Former Illinois Gov. George Ryan, now an ex-convict, tells the Associated Press he'd like to re-engage with the cause he left behind when he went to prison in 2007: campaigning for the end of the death penalty. Newly free to speak after a year of federal supervision that followed more than five years in prison for corruption, Ryan appeared to have recovered some of his old voice and feistiness. At home in Kankakee, south of Chicago, the Republican, 80, held forth on capital punishment, the state of American politics and the criminal justice system.

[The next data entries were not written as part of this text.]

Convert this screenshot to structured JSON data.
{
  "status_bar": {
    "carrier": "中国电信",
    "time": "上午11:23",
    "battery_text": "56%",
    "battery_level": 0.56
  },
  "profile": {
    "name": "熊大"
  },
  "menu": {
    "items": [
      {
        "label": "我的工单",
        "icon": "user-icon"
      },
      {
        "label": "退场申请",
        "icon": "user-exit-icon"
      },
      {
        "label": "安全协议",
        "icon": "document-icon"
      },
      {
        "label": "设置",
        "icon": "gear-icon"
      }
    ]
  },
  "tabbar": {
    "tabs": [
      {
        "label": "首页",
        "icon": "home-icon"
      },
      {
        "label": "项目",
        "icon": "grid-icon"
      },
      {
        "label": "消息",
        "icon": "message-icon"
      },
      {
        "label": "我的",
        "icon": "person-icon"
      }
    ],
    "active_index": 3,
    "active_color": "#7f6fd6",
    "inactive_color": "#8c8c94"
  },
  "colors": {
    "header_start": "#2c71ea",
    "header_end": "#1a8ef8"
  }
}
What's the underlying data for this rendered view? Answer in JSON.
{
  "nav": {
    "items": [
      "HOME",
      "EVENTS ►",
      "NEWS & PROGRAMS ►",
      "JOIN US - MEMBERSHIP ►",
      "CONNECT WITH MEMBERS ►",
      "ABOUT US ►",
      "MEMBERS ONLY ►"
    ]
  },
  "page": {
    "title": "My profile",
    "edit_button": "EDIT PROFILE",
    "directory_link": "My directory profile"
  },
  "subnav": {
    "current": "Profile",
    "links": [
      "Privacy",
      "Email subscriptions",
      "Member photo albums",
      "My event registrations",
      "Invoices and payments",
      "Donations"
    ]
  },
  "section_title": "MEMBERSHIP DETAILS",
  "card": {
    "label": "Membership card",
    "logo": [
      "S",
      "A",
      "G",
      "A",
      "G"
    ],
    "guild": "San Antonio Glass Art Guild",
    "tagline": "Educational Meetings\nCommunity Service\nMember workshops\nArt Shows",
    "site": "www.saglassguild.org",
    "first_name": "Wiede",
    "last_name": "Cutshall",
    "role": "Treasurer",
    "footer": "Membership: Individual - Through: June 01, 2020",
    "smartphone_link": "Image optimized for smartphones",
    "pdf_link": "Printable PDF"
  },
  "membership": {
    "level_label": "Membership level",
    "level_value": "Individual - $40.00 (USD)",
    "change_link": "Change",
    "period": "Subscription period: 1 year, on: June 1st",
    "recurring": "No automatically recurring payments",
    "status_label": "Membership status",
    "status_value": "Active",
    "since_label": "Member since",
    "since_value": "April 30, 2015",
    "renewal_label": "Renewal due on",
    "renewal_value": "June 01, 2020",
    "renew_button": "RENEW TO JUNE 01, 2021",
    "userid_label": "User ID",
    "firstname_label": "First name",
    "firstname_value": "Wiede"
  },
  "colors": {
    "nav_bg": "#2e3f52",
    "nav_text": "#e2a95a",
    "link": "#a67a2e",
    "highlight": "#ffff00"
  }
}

Illinois abolished capital punishment in 2011, stemming from Ryan's decision to clear death row in 2003. While he was treated as a champion by death penalty opponents at the time, he acknowledged some public figures now may have trouble openly associating with him. “I'm an ex-convict,” he said. “People tend to frown on that.” Ryan, governor from 1999 to 2003, was indicted in 2003 and convicted in 2006 on multiple corruption counts, including racketeering and tax fraud. Rayn called the U.S. justice system “corrupt” and contended that the fervor with which he was prosecuted was due in part to his nationally prominent campaign to end the death penalty. “It's absurd,” said Jeff Cramer, a former U.S. attorney in Chicago, noting that four of Illinois' last seven governors have gone to prison. “It wasn't his political stand that made him a target. It is what he did.”